The shadow diagrams in the application booklet (shadow diagram pages 34-37) used the following times: 10:30 am, 12:30 pm, 2:30 pm and 4:30 pm on June 21 (summer solstice) and March 21 (equinox). In our slideshow we’ve included the 2:30 pm times for comparison, and have also created a shadow rendering for December 21, as that wasn’t provided in the package (for December 21 the shadow at 2:30 pm stretches all the way to Granville Island). We have provided additional renderings in our slideshow with other dates and times.
The massing model of 1395 West Broadway was constructed based on the plans in the application booklet; the City does not have a model available. In the applicant’s booklet there are some minor inconsistencies between some of the drawings, renderings, and photos of the physical model (which most people won’t notice unless they try to build a model), but the information is sufficient in this case for a massing model. The measurements in the submission were in Imperial units, so a conversion to metric was done during the modelling stage.
It’s interesting to explore the shadow simulation at various times of the year and day. The City only looks at summer solstice and fall/spring equinox at a few select times (usually 10 am, noon, 2 pm and occasionally 4 pm as the standard, but some architects do more). There’s a really big difference going through October and to mid-November. In a situation where there’s a downward slope facing north, the shadow impacts are compounded. There’s a lot of discussion that could occur around the issue of solar access during the shoulder season. While it might be simple to dismiss the winter solstice as an extreme case (it’s commonly not included). Perhaps that’s true, but there’s a lot of time between the winter solstice and the spring/fall equinox, more precisely, half a year. Thus, the analysis and response could be far more nuanced. The City has specific guidelines set in place for the Fairview slopes because planning staff at one point looked in more detail at solar access.

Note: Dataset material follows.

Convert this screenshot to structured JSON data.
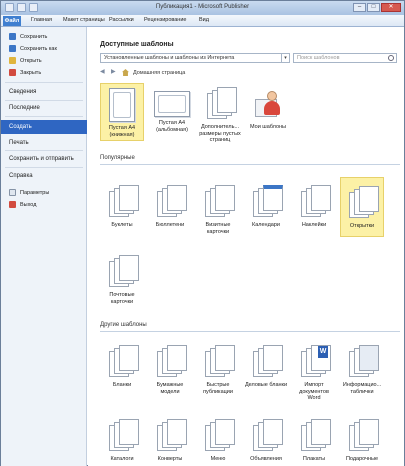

There’s also a difference in the impacts of tall buildings on the north side of West Broadway compared to ones on the south side, with the north side (which have greater impacts of the buildings are of the same height).
The 3D model we used for the shadow diagrams runs in real time. A user can navigate to any location, enter any date and time, and instantly see the shadows (or interactively scroll through times and see shadows update).
The software package used to create the renders was Unreal Engine 4.27 which can be downloaded for free here. The context data for the buildings and terrain was released by the City of Vancouver via FOI and used as a base. Additional modelling was done to create the proposed buildings and to supplement the City’s model (fill in missing buildings). Some other of the other datasets used in the 3D model came from the City’s Open Data portal (including aerial photography, property lines, LiDAR points).
References: Burrard Slopes C-3A Guidelines https://guidelines.vancouver.ca/guidelines-burrard-slopes-c-3a.pdf (last updated September 15, 2020)
shapeyourcity.ca/1395-w-broadway Virtual Open House October 18 → November 07, 2021